One reason why I bring up Brod’s initiative (which Kafka himself might have knowingly enabled by not selecting another person as his executor) is because it strikes me as an unusually acute example of the power that readers hold to act as editors, and a gesture that now holds both less weight and greater relevance than it once might have held through the facility with which written works today can be circulated. We have a responsibility to help protect people by encouraging them not to post or share words that might do harm to themselves and others, but we should also welcome the publication of any texts that might add value to the world. I would prefer to face a baffling clutter of too many words online than to lose out on another Kafka, just as I would rather face the task of watching too many films than to have never learned of certain valuable pearls. The choices of what to read and watch, and of how to structure my reading and viewing, reside with me.

It strikes me now that part of the strength that a published writer possesses is evidenced in his or her profound lack of awareness and knowledge. We often have no idea who is reading us, and even when we do know of someone who has read us, we cannot possibly know the full contours of the impact that our work has had on him or her. We can only know our own power to carry forward work that we ourselves value.

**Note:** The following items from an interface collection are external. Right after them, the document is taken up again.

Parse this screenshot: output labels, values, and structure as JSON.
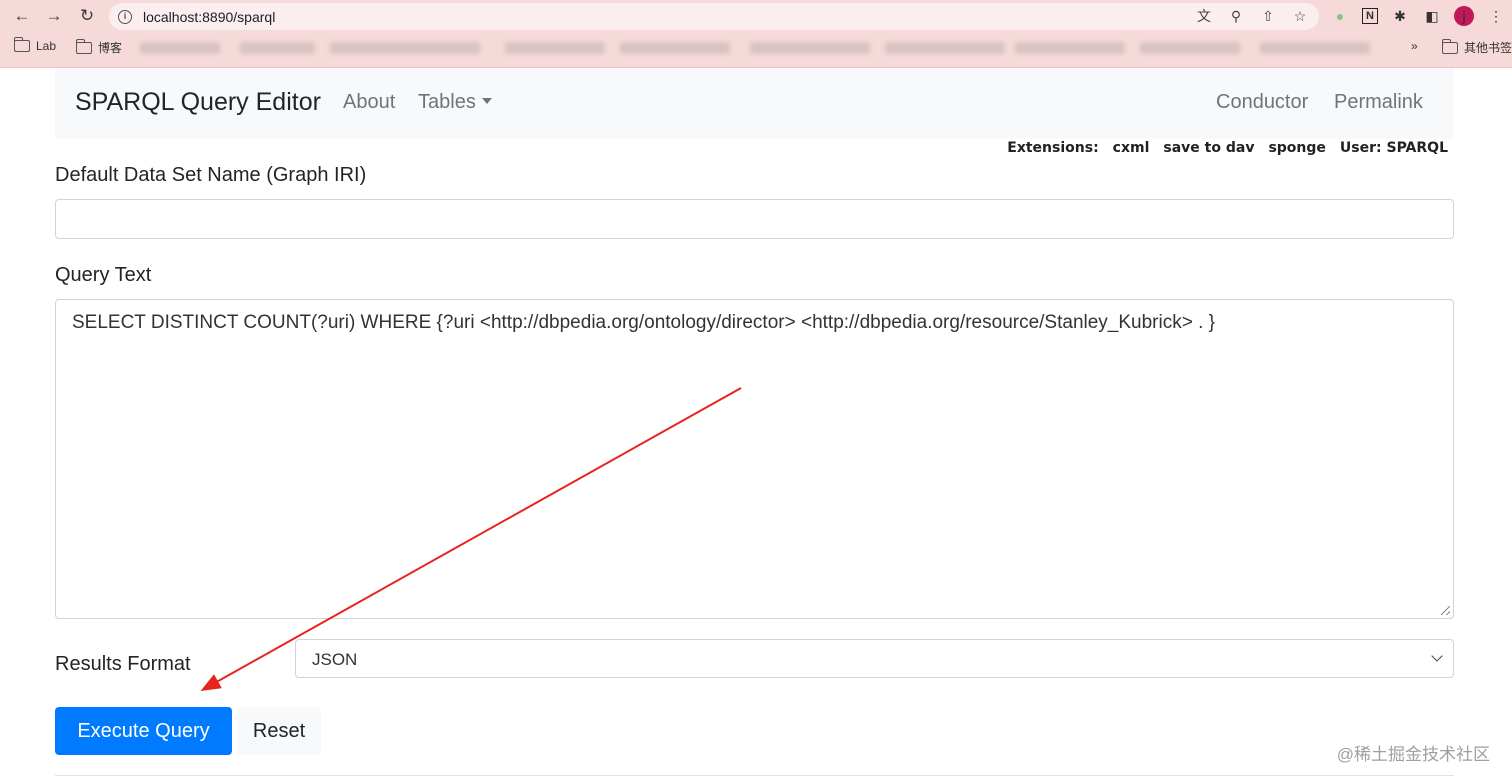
{
  "browser": {
    "url": "localhost:8890/sparql",
    "bookmarks": [
      {
        "label": "Lab"
      },
      {
        "label": "博客"
      }
    ],
    "bookmarks_overflow": "»",
    "other_bookmarks": "其他书签",
    "avatar_letter": "j"
  },
  "navbar": {
    "brand": "SPARQL Query Editor",
    "about": "About",
    "tables": "Tables",
    "conductor": "Conductor",
    "permalink": "Permalink"
  },
  "extensions": {
    "label": "Extensions:",
    "items": [
      "cxml",
      "save to dav",
      "sponge"
    ],
    "user_label": "User:",
    "user_value": "SPARQL"
  },
  "form": {
    "graph_label": "Default Data Set Name (Graph IRI)",
    "graph_value": "",
    "query_label": "Query Text",
    "query_text": "SELECT DISTINCT COUNT(?uri) WHERE {?uri <http://dbpedia.org/ontology/director> <http://dbpedia.org/resource/Stanley_Kubrick>  . }",
    "format_label": "Results Format",
    "format_value": "JSON",
    "execute_label": "Execute Query",
    "reset_label": "Reset"
  },
  "watermark": "@稀土掘金技术社区",
  "annotation_color": "#e8231e"
}
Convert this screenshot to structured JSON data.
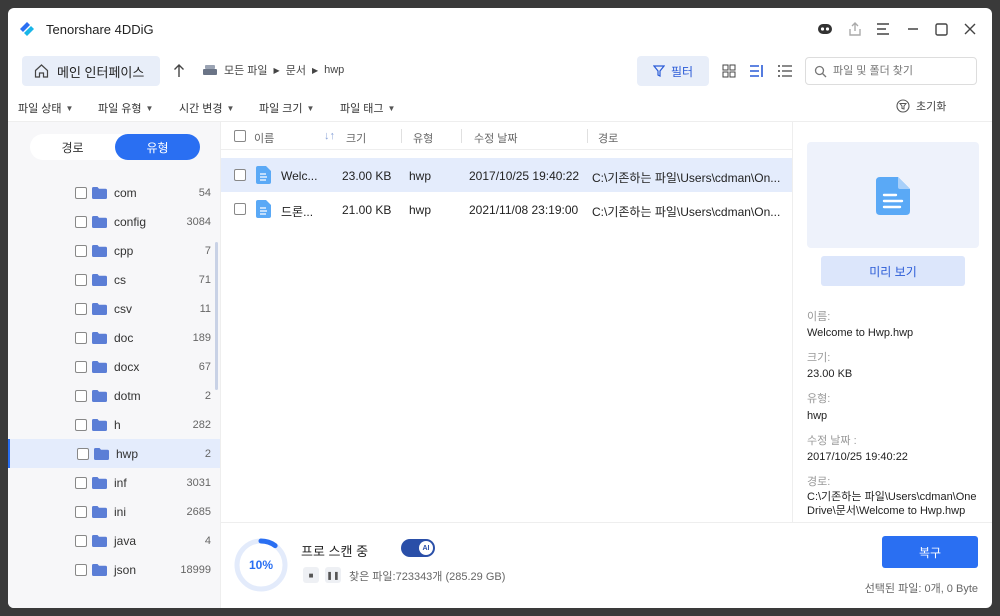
{
  "app": {
    "title": "Tenorshare 4DDiG"
  },
  "nav": {
    "home_label": "메인 인터페이스",
    "breadcrumb": [
      "모든 파일",
      "문서",
      "hwp"
    ],
    "filter_label": "필터",
    "search_placeholder": "파일 및 폴더 찾기"
  },
  "filters": {
    "items": [
      "파일 상태",
      "파일 유형",
      "시간 변경",
      "파일 크기",
      "파일 태그"
    ],
    "reset_label": "초기화"
  },
  "sidebar": {
    "tabs": [
      "경로",
      "유형"
    ],
    "active_tab": "유형",
    "items": [
      {
        "label": "com",
        "count": "54"
      },
      {
        "label": "config",
        "count": "3084"
      },
      {
        "label": "cpp",
        "count": "7"
      },
      {
        "label": "cs",
        "count": "71"
      },
      {
        "label": "csv",
        "count": "11"
      },
      {
        "label": "doc",
        "count": "189"
      },
      {
        "label": "docx",
        "count": "67"
      },
      {
        "label": "dotm",
        "count": "2"
      },
      {
        "label": "h",
        "count": "282"
      },
      {
        "label": "hwp",
        "count": "2"
      },
      {
        "label": "inf",
        "count": "3031"
      },
      {
        "label": "ini",
        "count": "2685"
      },
      {
        "label": "java",
        "count": "4"
      },
      {
        "label": "json",
        "count": "18999"
      }
    ],
    "selected": "hwp"
  },
  "files": {
    "headers": [
      "이름",
      "크기",
      "유형",
      "수정 날짜",
      "경로"
    ],
    "rows": [
      {
        "name": "Welc...",
        "size": "23.00 KB",
        "type": "hwp",
        "date": "2017/10/25 19:40:22",
        "path": "C:\\기존하는 파일\\Users\\cdman\\On..."
      },
      {
        "name": "드론...",
        "size": "21.00 KB",
        "type": "hwp",
        "date": "2021/11/08 23:19:00",
        "path": "C:\\기존하는 파일\\Users\\cdman\\On..."
      }
    ]
  },
  "preview": {
    "button_label": "미리 보기",
    "name_label": "이름:",
    "name_value": "Welcome to Hwp.hwp",
    "size_label": "크기:",
    "size_value": "23.00 KB",
    "type_label": "유형:",
    "type_value": "hwp",
    "date_label": "수정 날짜 :",
    "date_value": "2017/10/25 19:40:22",
    "path_label": "경로:",
    "path_value": "C:\\기존하는 파일\\Users\\cdman\\OneDrive\\문서\\Welcome to Hwp.hwp"
  },
  "scan": {
    "progress": "10%",
    "progress_value": 0.1,
    "title": "프로 스캔 중",
    "ai_badge": "AI",
    "found_text": "찾은 파일:723343개 (285.29 GB)",
    "recover_label": "복구",
    "selection_info": "선택된 파일: 0개, 0 Byte"
  },
  "colors": {
    "accent": "#2a6ff2",
    "selected_bg": "#e4ecfc"
  }
}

I will wear my Rilke hat for a moment as I address initiate essay writers, with echoes of some things that we have said in previous letters. I want to say now the following: Do not expect to earn a living wage from this work. There are specific kinds of writing that you can pursue for full-time financial sustenance, specific models that you can follow, and specific ways in which you can gain the needed technical mastery (including with a self-awareness of how your work differs from what is already in the marketplace). However, on most (not all) occasions, the essay is by nature too individualized and too labour-intensive of a form for you to ever receive a financial compensation adequate for the amount of time and thought that you put into a piece that you will feel proud to see published or posted under your name. As often as you can, you should strive to receive some kind of payment for your work, for reasons both of material survival and of self-respect. However, if your inflexible goal is to receive the monetary sum that you should realistically believe that you deserve on every occasion, then you will risk being eternally unsatisfied. You should always work to understand the circumstances of the party with whom you are dealing, as well as your own power for negotiation (with the Other and inside yourself). You should also understand that the chief satisfaction of essay-writing lies in your own very personal feeling of having contributed well to a larger conversation about something. And that this satisfaction is boundless.
(Removes cap)

If our conversation were unfolding in a shared physical space, Patrick Holzapfel, then I would say, »Let’s have a drink«. As is, I will wish for you a wonderful festival and then return with pleasure to the company of my wife and daughter. I hope for Ava to grow up in the safest possible world and for her to do what she can to make it safer, something that I believe resides within the power that belongs to each of us and to us all.

Best for you,

Dedicated to the memory of Peter Schreiner.